-- Provided material --

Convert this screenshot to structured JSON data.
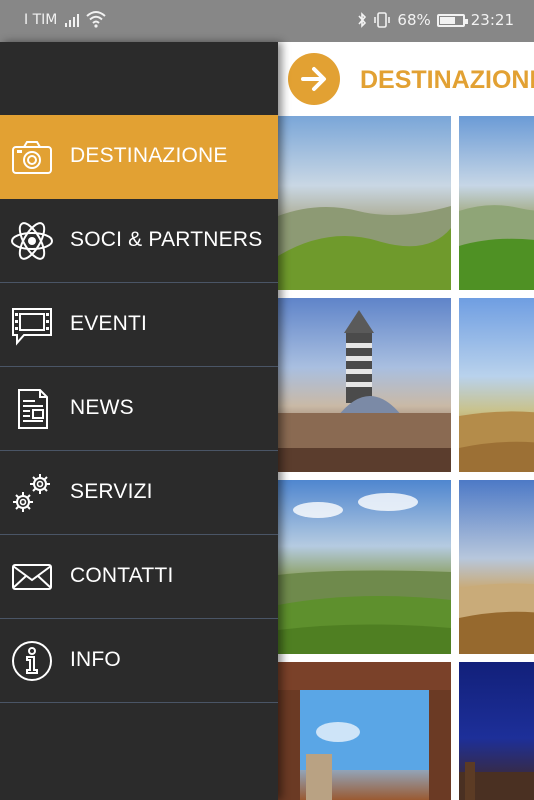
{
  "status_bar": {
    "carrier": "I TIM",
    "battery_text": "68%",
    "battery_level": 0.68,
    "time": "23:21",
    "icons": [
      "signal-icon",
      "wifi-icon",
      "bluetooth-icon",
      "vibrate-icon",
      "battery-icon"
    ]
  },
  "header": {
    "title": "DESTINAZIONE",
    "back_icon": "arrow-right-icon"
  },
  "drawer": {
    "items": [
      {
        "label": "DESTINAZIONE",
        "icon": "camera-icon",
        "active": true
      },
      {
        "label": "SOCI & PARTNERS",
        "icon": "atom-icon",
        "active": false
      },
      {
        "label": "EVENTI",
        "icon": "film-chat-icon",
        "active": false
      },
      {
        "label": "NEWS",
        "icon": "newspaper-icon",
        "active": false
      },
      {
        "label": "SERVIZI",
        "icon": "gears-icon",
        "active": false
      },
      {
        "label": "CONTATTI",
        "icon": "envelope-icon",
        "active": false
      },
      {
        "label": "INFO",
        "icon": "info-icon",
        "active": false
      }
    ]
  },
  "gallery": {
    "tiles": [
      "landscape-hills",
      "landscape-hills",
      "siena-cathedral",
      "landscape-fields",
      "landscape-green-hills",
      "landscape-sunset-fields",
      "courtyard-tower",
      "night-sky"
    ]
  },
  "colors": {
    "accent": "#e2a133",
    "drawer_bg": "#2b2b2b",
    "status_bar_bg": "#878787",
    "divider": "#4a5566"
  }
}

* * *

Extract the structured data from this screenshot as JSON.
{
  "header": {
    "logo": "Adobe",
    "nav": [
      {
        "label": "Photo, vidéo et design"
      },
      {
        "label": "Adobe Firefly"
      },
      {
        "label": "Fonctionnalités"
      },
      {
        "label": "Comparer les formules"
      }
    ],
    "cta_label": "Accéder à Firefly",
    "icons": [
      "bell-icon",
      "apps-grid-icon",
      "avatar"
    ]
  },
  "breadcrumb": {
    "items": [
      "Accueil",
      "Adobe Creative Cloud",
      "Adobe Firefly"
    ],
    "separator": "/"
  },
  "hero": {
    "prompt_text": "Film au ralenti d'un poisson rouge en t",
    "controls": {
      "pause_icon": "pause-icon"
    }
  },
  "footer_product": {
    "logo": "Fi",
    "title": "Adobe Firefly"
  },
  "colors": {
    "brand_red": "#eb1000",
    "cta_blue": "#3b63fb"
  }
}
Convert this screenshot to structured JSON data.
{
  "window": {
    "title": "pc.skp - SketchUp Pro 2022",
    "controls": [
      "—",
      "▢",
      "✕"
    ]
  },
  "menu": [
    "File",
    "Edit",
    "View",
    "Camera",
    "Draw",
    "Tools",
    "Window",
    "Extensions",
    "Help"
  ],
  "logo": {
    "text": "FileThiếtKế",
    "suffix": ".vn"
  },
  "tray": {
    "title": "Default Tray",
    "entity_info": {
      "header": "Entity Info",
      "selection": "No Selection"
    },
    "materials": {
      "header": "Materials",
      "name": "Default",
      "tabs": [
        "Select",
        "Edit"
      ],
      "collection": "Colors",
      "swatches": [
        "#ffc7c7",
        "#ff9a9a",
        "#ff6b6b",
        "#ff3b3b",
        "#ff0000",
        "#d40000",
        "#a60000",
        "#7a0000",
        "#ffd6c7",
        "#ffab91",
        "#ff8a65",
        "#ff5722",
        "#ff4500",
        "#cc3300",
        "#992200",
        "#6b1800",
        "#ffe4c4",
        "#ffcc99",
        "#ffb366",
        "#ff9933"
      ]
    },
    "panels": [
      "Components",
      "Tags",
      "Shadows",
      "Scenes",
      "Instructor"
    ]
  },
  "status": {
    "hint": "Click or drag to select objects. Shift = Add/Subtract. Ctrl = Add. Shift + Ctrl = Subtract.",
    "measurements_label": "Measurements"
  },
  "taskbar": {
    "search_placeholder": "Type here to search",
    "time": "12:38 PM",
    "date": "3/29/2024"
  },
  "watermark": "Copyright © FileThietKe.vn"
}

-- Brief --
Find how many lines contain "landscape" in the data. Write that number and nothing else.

-- Written response --
5